Can we declare a moratorium on calling rehearsal "working out"? It's a bit self-righteous.
As flip as my comment back may have been, I should start by saying I don't automatically argue with everything Josh says—though it's fair to say we are the yin yang of Tantrum.
His question got me thinking: Is referring to what happens in rehearsal or classes as "working out" self-righteous—holier-than-thou, smugly moralistic, hypocritically pious? Even a little bit?
I don't think so. At least, it's certainly not meant to be.
This is "rehearsal":
- dry run (a practice session in preparation for a public performance, as of a play or speech or concert)
- a form of practice; repetition of information (silently or aloud) in order to keep it in short-term memory
- exercise: the activity of exerting your muscles in various ways to keep fit.
And at its best, getting together with Tantrum or Spite or going to class feels a lot more like going to the gym than memorizing lines and blocking and trying different line readings. It might be different if we spent all our time practicing games and formats or polishing the presentation of the show...
What I want from a 2-3 hour session with other improvisers is to isolate and strengthen muscles and tone and define my technique and skills. I want to get something new out of an exercise every time I try it, because as I get stronger, I can go deeper into it. I want discipline. I want long-term results.

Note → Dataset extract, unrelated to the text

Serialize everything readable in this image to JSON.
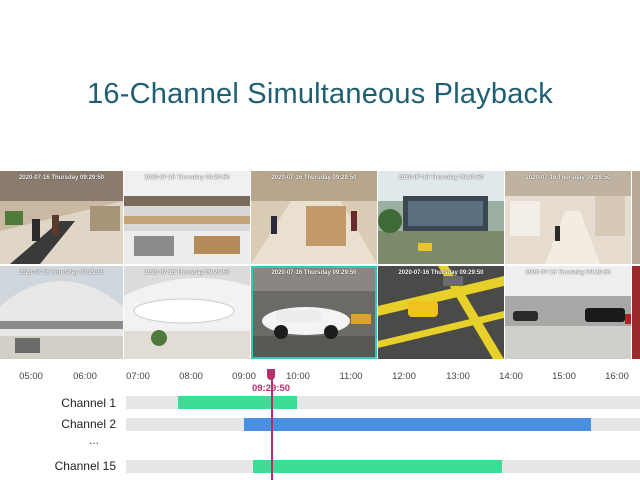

No moratorium for me. I'm going to keep working out. (Seriously good question, though...)